Available records ▸
*** Block opens ***

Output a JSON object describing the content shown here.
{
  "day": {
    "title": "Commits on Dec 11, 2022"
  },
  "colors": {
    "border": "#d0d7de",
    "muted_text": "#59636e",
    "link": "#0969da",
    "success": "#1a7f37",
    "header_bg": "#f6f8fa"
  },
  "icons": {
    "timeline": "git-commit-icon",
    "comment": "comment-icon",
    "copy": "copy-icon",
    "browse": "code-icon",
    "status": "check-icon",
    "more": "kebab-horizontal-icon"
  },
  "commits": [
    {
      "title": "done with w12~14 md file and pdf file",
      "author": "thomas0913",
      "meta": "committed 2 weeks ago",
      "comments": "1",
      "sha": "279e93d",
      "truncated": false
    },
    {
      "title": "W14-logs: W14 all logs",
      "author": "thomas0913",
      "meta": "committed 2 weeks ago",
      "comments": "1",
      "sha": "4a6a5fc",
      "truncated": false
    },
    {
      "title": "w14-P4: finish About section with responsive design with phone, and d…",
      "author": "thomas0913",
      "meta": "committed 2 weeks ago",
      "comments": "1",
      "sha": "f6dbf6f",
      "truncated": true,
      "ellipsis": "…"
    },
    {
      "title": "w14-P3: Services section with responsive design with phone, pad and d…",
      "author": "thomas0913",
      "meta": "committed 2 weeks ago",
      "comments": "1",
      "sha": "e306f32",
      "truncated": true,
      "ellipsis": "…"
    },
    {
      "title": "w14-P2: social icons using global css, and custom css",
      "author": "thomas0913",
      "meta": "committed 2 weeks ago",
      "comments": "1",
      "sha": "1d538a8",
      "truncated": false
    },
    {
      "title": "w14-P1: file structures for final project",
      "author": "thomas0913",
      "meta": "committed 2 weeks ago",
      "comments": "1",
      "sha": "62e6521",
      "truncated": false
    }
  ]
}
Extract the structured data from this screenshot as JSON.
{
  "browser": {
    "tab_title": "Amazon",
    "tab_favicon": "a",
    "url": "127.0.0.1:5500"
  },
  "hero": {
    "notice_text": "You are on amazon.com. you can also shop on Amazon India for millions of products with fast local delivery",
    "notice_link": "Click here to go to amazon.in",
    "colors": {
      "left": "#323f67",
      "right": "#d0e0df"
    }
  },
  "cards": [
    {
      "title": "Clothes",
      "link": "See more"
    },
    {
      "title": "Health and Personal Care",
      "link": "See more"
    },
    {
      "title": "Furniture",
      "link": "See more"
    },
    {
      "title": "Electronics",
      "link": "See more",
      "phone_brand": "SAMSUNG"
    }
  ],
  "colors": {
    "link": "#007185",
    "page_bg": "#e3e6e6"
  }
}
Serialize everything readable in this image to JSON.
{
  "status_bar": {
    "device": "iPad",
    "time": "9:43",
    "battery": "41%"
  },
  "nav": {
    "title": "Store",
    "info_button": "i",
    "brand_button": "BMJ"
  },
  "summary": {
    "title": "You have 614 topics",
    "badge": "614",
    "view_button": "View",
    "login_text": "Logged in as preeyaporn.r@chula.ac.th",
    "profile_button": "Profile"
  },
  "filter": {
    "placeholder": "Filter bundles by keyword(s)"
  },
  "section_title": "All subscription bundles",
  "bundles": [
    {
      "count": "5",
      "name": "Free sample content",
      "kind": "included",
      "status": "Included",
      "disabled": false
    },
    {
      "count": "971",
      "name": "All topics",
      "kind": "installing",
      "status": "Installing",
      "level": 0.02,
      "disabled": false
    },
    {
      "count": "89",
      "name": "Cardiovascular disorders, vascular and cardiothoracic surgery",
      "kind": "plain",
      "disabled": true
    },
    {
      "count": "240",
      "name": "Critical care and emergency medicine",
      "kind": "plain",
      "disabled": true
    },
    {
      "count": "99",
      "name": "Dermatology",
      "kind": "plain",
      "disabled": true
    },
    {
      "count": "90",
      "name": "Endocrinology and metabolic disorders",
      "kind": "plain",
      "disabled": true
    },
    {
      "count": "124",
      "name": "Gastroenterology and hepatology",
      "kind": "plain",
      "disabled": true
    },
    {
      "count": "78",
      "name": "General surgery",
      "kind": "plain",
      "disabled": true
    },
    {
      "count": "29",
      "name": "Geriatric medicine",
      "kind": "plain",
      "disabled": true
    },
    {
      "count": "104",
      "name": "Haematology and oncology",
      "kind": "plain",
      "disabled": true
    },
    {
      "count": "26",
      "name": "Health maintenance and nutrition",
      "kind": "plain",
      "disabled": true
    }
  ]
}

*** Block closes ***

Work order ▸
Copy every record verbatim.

Answer section ▸
Output a JSON object describing the content shown here.
{
  "day": {
    "title": "Commits on Dec 11, 2022"
  },
  "colors": {
    "border": "#d0d7de",
    "muted_text": "#59636e",
    "link": "#0969da",
    "success": "#1a7f37",
    "header_bg": "#f6f8fa"
  },
  "icons": {
    "timeline": "git-commit-icon",
    "comment": "comment-icon",
    "copy": "copy-icon",
    "browse": "code-icon",
    "status": "check-icon",
    "more": "kebab-horizontal-icon"
  },
  "commits": [
    {
      "title": "done with w12~14 md file and pdf file",
      "author": "thomas0913",
      "meta": "committed 2 weeks ago",
      "comments": "1",
      "sha": "279e93d",
      "truncated": false
    },
    {
      "title": "W14-logs: W14 all logs",
      "author": "thomas0913",
      "meta": "committed 2 weeks ago",
      "comments": "1",
      "sha": "4a6a5fc",
      "truncated": false
    },
    {
      "title": "w14-P4: finish About section with responsive design with phone, and d…",
      "author": "thomas0913",
      "meta": "committed 2 weeks ago",
      "comments": "1",
      "sha": "f6dbf6f",
      "truncated": true,
      "ellipsis": "…"
    },
    {
      "title": "w14-P3: Services section with responsive design with phone, pad and d…",
      "author": "thomas0913",
      "meta": "committed 2 weeks ago",
      "comments": "1",
      "sha": "e306f32",
      "truncated": true,
      "ellipsis": "…"
    },
    {
      "title": "w14-P2: social icons using global css, and custom css",
      "author": "thomas0913",
      "meta": "committed 2 weeks ago",
      "comments": "1",
      "sha": "1d538a8",
      "truncated": false
    },
    {
      "title": "w14-P1: file structures for final project",
      "author": "thomas0913",
      "meta": "committed 2 weeks ago",
      "comments": "1",
      "sha": "62e6521",
      "truncated": false
    }
  ]
}
Extract the structured data from this screenshot as JSON.
{
  "browser": {
    "tab_title": "Amazon",
    "tab_favicon": "a",
    "url": "127.0.0.1:5500"
  },
  "hero": {
    "notice_text": "You are on amazon.com. you can also shop on Amazon India for millions of products with fast local delivery",
    "notice_link": "Click here to go to amazon.in",
    "colors": {
      "left": "#323f67",
      "right": "#d0e0df"
    }
  },
  "cards": [
    {
      "title": "Clothes",
      "link": "See more"
    },
    {
      "title": "Health and Personal Care",
      "link": "See more"
    },
    {
      "title": "Furniture",
      "link": "See more"
    },
    {
      "title": "Electronics",
      "link": "See more",
      "phone_brand": "SAMSUNG"
    }
  ],
  "colors": {
    "link": "#007185",
    "page_bg": "#e3e6e6"
  }
}
Serialize everything readable in this image to JSON.
{
  "status_bar": {
    "device": "iPad",
    "time": "9:43",
    "battery": "41%"
  },
  "nav": {
    "title": "Store",
    "info_button": "i",
    "brand_button": "BMJ"
  },
  "summary": {
    "title": "You have 614 topics",
    "badge": "614",
    "view_button": "View",
    "login_text": "Logged in as preeyaporn.r@chula.ac.th",
    "profile_button": "Profile"
  },
  "filter": {
    "placeholder": "Filter bundles by keyword(s)"
  },
  "section_title": "All subscription bundles",
  "bundles": [
    {
      "count": "5",
      "name": "Free sample content",
      "kind": "included",
      "status": "Included",
      "disabled": false
    },
    {
      "count": "971",
      "name": "All topics",
      "kind": "installing",
      "status": "Installing",
      "level": 0.02,
      "disabled": false
    },
    {
      "count": "89",
      "name": "Cardiovascular disorders, vascular and cardiothoracic surgery",
      "kind": "plain",
      "disabled": true
    },
    {
      "count": "240",
      "name": "Critical care and emergency medicine",
      "kind": "plain",
      "disabled": true
    },
    {
      "count": "99",
      "name": "Dermatology",
      "kind": "plain",
      "disabled": true
    },
    {
      "count": "90",
      "name": "Endocrinology and metabolic disorders",
      "kind": "plain",
      "disabled": true
    },
    {
      "count": "124",
      "name": "Gastroenterology and hepatology",
      "kind": "plain",
      "disabled": true
    },
    {
      "count": "78",
      "name": "General surgery",
      "kind": "plain",
      "disabled": true
    },
    {
      "count": "29",
      "name": "Geriatric medicine",
      "kind": "plain",
      "disabled": true
    },
    {
      "count": "104",
      "name": "Haematology and oncology",
      "kind": "plain",
      "disabled": true
    },
    {
      "count": "26",
      "name": "Health maintenance and nutrition",
      "kind": "plain",
      "disabled": true
    }
  ]
}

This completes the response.